REQUIRED WORK — Gather each line of the records where "Productes" appears.

(Page and application data records)

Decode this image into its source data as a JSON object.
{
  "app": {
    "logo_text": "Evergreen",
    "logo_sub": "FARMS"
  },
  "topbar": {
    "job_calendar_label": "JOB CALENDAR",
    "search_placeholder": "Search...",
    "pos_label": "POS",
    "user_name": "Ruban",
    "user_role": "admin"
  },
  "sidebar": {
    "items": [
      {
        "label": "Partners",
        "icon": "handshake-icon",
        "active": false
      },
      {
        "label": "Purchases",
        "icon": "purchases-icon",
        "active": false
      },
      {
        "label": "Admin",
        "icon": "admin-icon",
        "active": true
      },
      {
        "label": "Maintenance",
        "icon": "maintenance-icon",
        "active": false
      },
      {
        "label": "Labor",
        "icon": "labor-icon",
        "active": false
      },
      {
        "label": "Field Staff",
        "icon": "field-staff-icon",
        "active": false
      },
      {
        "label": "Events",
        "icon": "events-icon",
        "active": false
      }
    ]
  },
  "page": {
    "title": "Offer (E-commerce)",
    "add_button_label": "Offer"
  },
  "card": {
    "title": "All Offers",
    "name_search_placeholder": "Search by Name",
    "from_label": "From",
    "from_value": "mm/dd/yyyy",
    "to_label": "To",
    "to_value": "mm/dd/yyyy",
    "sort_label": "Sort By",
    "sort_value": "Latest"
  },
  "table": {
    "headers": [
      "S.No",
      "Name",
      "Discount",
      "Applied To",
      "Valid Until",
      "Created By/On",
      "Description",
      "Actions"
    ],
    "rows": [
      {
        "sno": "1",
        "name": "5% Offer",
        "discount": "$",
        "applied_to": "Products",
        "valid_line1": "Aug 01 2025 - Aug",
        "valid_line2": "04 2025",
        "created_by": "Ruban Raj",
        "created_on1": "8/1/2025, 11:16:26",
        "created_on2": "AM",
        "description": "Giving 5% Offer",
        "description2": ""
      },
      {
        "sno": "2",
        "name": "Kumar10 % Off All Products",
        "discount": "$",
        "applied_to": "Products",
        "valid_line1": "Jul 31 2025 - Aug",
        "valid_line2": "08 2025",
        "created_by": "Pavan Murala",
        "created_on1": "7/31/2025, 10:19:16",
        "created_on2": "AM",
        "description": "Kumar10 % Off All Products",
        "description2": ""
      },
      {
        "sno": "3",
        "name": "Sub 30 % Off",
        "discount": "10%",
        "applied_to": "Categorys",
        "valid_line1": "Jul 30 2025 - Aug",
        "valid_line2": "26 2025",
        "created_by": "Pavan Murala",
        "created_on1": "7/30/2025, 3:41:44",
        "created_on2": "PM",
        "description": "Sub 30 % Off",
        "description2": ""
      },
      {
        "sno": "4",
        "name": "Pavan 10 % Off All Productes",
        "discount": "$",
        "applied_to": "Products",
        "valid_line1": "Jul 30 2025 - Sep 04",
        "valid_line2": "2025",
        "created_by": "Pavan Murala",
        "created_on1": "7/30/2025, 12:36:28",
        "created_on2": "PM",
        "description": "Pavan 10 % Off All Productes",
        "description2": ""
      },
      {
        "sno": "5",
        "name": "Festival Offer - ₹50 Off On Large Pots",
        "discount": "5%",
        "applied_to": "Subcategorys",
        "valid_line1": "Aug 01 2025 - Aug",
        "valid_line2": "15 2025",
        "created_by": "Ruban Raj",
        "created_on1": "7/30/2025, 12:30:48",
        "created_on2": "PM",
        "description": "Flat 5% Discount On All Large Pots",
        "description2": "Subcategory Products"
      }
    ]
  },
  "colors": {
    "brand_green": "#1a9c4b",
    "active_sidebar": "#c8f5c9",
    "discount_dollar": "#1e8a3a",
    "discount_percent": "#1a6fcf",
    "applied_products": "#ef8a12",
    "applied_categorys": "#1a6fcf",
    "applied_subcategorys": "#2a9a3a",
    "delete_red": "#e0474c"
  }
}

RESULT BELOW —
        "name": "Pavan 10 % Off All Productes",
        "description": "Pavan 10 % Off All Productes",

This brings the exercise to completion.